** TASK PROMPT **
Reproduce the entries below character for character.

- - - - -

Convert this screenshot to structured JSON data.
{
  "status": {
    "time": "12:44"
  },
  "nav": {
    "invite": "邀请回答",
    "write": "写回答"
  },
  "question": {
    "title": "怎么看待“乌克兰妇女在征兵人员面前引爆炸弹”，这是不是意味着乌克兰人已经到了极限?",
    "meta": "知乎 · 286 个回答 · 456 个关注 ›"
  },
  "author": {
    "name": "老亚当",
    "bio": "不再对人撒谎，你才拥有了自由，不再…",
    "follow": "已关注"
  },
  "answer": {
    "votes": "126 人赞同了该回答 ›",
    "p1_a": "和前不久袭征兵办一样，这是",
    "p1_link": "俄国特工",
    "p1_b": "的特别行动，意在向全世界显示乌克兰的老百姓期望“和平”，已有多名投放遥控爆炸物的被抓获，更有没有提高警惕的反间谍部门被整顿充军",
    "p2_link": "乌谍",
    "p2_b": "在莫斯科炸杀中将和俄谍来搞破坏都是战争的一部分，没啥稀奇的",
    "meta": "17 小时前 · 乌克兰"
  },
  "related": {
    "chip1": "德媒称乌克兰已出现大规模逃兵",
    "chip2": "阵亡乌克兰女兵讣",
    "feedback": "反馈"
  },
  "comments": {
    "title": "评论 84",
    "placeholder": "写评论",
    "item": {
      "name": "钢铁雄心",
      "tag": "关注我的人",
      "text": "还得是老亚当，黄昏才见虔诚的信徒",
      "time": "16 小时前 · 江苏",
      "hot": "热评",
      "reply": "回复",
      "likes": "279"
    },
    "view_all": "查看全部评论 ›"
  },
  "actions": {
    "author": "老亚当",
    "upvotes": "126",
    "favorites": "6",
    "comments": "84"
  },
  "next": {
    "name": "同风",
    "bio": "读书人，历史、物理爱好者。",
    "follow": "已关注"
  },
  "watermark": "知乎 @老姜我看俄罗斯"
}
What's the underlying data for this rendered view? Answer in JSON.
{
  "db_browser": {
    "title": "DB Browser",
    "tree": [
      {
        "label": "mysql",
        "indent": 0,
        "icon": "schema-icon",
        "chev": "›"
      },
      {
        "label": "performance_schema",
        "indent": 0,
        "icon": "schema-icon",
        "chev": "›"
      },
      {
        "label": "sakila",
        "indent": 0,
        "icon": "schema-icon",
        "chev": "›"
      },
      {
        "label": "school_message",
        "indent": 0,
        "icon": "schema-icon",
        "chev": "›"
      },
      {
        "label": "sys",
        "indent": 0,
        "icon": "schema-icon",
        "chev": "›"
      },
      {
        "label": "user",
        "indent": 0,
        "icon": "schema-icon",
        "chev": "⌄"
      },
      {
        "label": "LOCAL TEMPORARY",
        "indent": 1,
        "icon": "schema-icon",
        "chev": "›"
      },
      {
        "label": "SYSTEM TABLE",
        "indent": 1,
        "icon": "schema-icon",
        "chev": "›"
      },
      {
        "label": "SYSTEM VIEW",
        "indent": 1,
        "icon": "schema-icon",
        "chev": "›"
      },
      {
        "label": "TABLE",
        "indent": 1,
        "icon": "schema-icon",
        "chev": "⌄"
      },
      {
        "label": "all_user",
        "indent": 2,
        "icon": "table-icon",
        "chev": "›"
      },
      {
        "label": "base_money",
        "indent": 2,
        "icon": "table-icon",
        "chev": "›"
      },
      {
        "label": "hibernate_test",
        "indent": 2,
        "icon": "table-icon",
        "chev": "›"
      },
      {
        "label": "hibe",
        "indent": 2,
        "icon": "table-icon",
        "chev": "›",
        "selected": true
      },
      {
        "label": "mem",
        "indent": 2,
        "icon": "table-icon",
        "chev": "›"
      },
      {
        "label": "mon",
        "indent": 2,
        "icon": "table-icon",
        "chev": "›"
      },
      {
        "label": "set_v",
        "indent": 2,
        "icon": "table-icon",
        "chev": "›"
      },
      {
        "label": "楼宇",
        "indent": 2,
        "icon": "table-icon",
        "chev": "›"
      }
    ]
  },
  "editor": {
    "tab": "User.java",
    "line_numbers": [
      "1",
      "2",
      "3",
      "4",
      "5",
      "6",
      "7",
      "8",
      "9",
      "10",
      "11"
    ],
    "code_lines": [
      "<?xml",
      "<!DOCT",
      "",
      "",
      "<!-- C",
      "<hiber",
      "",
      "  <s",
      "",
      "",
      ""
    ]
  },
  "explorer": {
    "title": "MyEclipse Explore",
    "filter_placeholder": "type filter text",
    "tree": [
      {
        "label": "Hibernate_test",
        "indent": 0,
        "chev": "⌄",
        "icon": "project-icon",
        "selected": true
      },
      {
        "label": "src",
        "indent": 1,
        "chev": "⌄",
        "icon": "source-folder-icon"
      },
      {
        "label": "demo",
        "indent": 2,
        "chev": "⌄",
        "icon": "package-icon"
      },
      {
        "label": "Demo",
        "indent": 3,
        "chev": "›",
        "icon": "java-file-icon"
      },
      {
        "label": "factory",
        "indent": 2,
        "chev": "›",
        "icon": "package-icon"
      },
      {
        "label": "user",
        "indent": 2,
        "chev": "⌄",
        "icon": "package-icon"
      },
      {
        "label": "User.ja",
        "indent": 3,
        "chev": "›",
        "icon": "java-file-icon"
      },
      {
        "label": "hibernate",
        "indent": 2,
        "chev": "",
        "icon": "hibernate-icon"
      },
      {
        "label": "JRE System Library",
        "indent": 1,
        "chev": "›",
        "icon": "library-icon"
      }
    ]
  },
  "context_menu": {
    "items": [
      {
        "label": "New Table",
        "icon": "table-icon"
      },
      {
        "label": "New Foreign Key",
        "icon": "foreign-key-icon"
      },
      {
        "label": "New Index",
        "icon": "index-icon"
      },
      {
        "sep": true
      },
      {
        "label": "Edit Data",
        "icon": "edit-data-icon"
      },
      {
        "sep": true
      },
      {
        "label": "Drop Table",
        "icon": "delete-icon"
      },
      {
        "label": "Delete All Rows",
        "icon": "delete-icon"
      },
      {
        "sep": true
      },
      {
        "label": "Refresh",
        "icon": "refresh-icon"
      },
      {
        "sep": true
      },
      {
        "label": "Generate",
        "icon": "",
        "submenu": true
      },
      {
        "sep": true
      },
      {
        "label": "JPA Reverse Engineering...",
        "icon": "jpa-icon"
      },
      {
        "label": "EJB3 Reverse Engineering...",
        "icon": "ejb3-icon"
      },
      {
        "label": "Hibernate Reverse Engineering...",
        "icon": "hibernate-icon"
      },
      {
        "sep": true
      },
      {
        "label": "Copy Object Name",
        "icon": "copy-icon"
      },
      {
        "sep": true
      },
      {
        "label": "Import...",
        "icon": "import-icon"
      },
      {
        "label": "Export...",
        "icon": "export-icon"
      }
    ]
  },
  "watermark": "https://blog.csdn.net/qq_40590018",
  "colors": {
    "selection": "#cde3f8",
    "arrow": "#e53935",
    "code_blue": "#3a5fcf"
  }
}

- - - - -

** RESULT BELOW **
Convert this screenshot to structured JSON data.
{
  "status": {
    "time": "12:44"
  },
  "nav": {
    "invite": "邀请回答",
    "write": "写回答"
  },
  "question": {
    "title": "怎么看待“乌克兰妇女在征兵人员面前引爆炸弹”，这是不是意味着乌克兰人已经到了极限?",
    "meta": "知乎 · 286 个回答 · 456 个关注 ›"
  },
  "author": {
    "name": "老亚当",
    "bio": "不再对人撒谎，你才拥有了自由，不再…",
    "follow": "已关注"
  },
  "answer": {
    "votes": "126 人赞同了该回答 ›",
    "p1_a": "和前不久袭征兵办一样，这是",
    "p1_link": "俄国特工",
    "p1_b": "的特别行动，意在向全世界显示乌克兰的老百姓期望“和平”，已有多名投放遥控爆炸物的被抓获，更有没有提高警惕的反间谍部门被整顿充军",
    "p2_link": "乌谍",
    "p2_b": "在莫斯科炸杀中将和俄谍来搞破坏都是战争的一部分，没啥稀奇的",
    "meta": "17 小时前 · 乌克兰"
  },
  "related": {
    "chip1": "德媒称乌克兰已出现大规模逃兵",
    "chip2": "阵亡乌克兰女兵讣",
    "feedback": "反馈"
  },
  "comments": {
    "title": "评论 84",
    "placeholder": "写评论",
    "item": {
      "name": "钢铁雄心",
      "tag": "关注我的人",
      "text": "还得是老亚当，黄昏才见虔诚的信徒",
      "time": "16 小时前 · 江苏",
      "hot": "热评",
      "reply": "回复",
      "likes": "279"
    },
    "view_all": "查看全部评论 ›"
  },
  "actions": {
    "author": "老亚当",
    "upvotes": "126",
    "favorites": "6",
    "comments": "84"
  },
  "next": {
    "name": "同风",
    "bio": "读书人，历史、物理爱好者。",
    "follow": "已关注"
  },
  "watermark": "知乎 @老姜我看俄罗斯"
}
What's the underlying data for this rendered view? Answer in JSON.
{
  "db_browser": {
    "title": "DB Browser",
    "tree": [
      {
        "label": "mysql",
        "indent": 0,
        "icon": "schema-icon",
        "chev": "›"
      },
      {
        "label": "performance_schema",
        "indent": 0,
        "icon": "schema-icon",
        "chev": "›"
      },
      {
        "label": "sakila",
        "indent": 0,
        "icon": "schema-icon",
        "chev": "›"
      },
      {
        "label": "school_message",
        "indent": 0,
        "icon": "schema-icon",
        "chev": "›"
      },
      {
        "label": "sys",
        "indent": 0,
        "icon": "schema-icon",
        "chev": "›"
      },
      {
        "label": "user",
        "indent": 0,
        "icon": "schema-icon",
        "chev": "⌄"
      },
      {
        "label": "LOCAL TEMPORARY",
        "indent": 1,
        "icon": "schema-icon",
        "chev": "›"
      },
      {
        "label": "SYSTEM TABLE",
        "indent": 1,
        "icon": "schema-icon",
        "chev": "›"
      },
      {
        "label": "SYSTEM VIEW",
        "indent": 1,
        "icon": "schema-icon",
        "chev": "›"
      },
      {
        "label": "TABLE",
        "indent": 1,
        "icon": "schema-icon",
        "chev": "⌄"
      },
      {
        "label": "all_user",
        "indent": 2,
        "icon": "table-icon",
        "chev": "›"
      },
      {
        "label": "base_money",
        "indent": 2,
        "icon": "table-icon",
        "chev": "›"
      },
      {
        "label": "hibernate_test",
        "indent": 2,
        "icon": "table-icon",
        "chev": "›"
      },
      {
        "label": "hibe",
        "indent": 2,
        "icon": "table-icon",
        "chev": "›",
        "selected": true
      },
      {
        "label": "mem",
        "indent": 2,
        "icon": "table-icon",
        "chev": "›"
      },
      {
        "label": "mon",
        "indent": 2,
        "icon": "table-icon",
        "chev": "›"
      },
      {
        "label": "set_v",
        "indent": 2,
        "icon": "table-icon",
        "chev": "›"
      },
      {
        "label": "楼宇",
        "indent": 2,
        "icon": "table-icon",
        "chev": "›"
      }
    ]
  },
  "editor": {
    "tab": "User.java",
    "line_numbers": [
      "1",
      "2",
      "3",
      "4",
      "5",
      "6",
      "7",
      "8",
      "9",
      "10",
      "11"
    ],
    "code_lines": [
      "<?xml",
      "<!DOCT",
      "",
      "",
      "<!-- C",
      "<hiber",
      "",
      "  <s",
      "",
      "",
      ""
    ]
  },
  "explorer": {
    "title": "MyEclipse Explore",
    "filter_placeholder": "type filter text",
    "tree": [
      {
        "label": "Hibernate_test",
        "indent": 0,
        "chev": "⌄",
        "icon": "project-icon",
        "selected": true
      },
      {
        "label": "src",
        "indent": 1,
        "chev": "⌄",
        "icon": "source-folder-icon"
      },
      {
        "label": "demo",
        "indent": 2,
        "chev": "⌄",
        "icon": "package-icon"
      },
      {
        "label": "Demo",
        "indent": 3,
        "chev": "›",
        "icon": "java-file-icon"
      },
      {
        "label": "factory",
        "indent": 2,
        "chev": "›",
        "icon": "package-icon"
      },
      {
        "label": "user",
        "indent": 2,
        "chev": "⌄",
        "icon": "package-icon"
      },
      {
        "label": "User.ja",
        "indent": 3,
        "chev": "›",
        "icon": "java-file-icon"
      },
      {
        "label": "hibernate",
        "indent": 2,
        "chev": "",
        "icon": "hibernate-icon"
      },
      {
        "label": "JRE System Library",
        "indent": 1,
        "chev": "›",
        "icon": "library-icon"
      }
    ]
  },
  "context_menu": {
    "items": [
      {
        "label": "New Table",
        "icon": "table-icon"
      },
      {
        "label": "New Foreign Key",
        "icon": "foreign-key-icon"
      },
      {
        "label": "New Index",
        "icon": "index-icon"
      },
      {
        "sep": true
      },
      {
        "label": "Edit Data",
        "icon": "edit-data-icon"
      },
      {
        "sep": true
      },
      {
        "label": "Drop Table",
        "icon": "delete-icon"
      },
      {
        "label": "Delete All Rows",
        "icon": "delete-icon"
      },
      {
        "sep": true
      },
      {
        "label": "Refresh",
        "icon": "refresh-icon"
      },
      {
        "sep": true
      },
      {
        "label": "Generate",
        "icon": "",
        "submenu": true
      },
      {
        "sep": true
      },
      {
        "label": "JPA Reverse Engineering...",
        "icon": "jpa-icon"
      },
      {
        "label": "EJB3 Reverse Engineering...",
        "icon": "ejb3-icon"
      },
      {
        "label": "Hibernate Reverse Engineering...",
        "icon": "hibernate-icon"
      },
      {
        "sep": true
      },
      {
        "label": "Copy Object Name",
        "icon": "copy-icon"
      },
      {
        "sep": true
      },
      {
        "label": "Import...",
        "icon": "import-icon"
      },
      {
        "label": "Export...",
        "icon": "export-icon"
      }
    ]
  },
  "watermark": "https://blog.csdn.net/qq_40590018",
  "colors": {
    "selection": "#cde3f8",
    "arrow": "#e53935",
    "code_blue": "#3a5fcf"
  }
}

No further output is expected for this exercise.